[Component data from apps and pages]

========

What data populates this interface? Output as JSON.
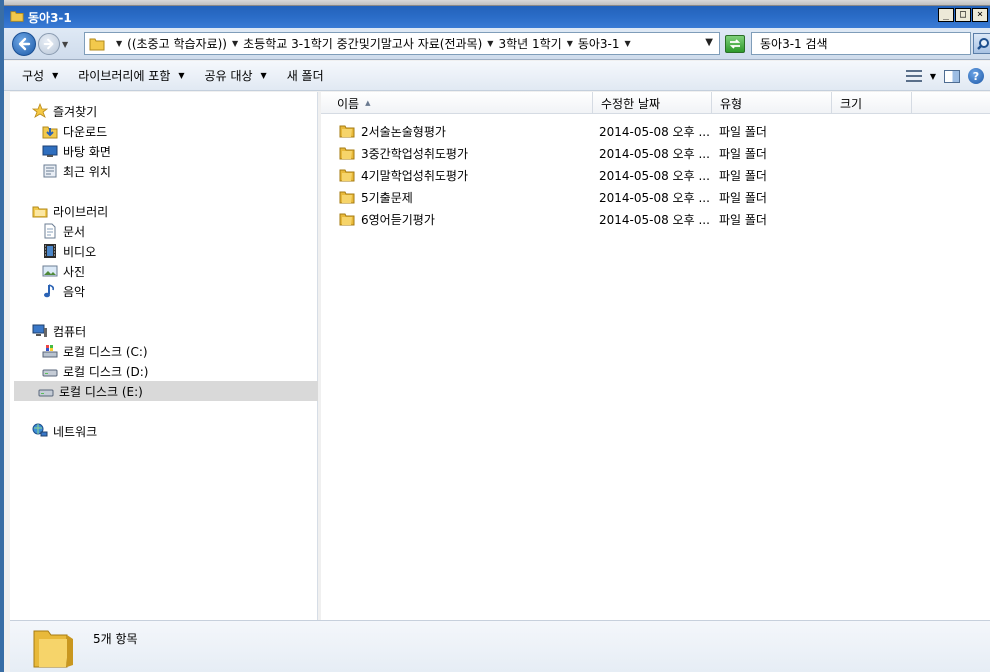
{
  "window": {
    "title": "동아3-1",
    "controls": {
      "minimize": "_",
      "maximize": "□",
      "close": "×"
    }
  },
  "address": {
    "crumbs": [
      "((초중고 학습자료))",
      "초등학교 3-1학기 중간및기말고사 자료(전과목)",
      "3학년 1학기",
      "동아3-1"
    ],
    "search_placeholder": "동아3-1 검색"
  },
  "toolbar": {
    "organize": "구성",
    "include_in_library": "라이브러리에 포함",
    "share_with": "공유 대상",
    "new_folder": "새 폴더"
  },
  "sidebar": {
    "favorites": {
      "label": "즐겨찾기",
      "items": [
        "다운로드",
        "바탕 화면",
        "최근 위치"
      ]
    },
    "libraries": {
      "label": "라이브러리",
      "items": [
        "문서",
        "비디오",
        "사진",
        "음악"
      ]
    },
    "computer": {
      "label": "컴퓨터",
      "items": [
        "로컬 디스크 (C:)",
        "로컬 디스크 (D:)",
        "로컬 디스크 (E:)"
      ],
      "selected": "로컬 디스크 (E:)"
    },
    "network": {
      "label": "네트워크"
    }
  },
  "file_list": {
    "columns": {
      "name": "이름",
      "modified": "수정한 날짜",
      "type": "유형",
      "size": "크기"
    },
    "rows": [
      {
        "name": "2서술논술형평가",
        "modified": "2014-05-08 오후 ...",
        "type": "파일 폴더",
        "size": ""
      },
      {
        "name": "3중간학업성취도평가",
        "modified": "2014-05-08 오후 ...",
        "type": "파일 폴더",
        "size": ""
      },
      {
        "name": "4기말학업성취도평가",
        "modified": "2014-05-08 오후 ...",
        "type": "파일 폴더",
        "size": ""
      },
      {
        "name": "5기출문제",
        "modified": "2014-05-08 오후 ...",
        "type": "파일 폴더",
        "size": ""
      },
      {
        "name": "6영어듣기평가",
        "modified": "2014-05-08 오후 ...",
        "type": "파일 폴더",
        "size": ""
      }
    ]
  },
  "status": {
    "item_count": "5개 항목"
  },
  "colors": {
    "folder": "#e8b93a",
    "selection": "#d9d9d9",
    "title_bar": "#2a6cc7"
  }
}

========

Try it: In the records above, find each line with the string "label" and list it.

Solution to this task:
      "label": "즐겨찾기",
      "label": "라이브러리",
      "label": "컴퓨터",
      "label": "네트워크"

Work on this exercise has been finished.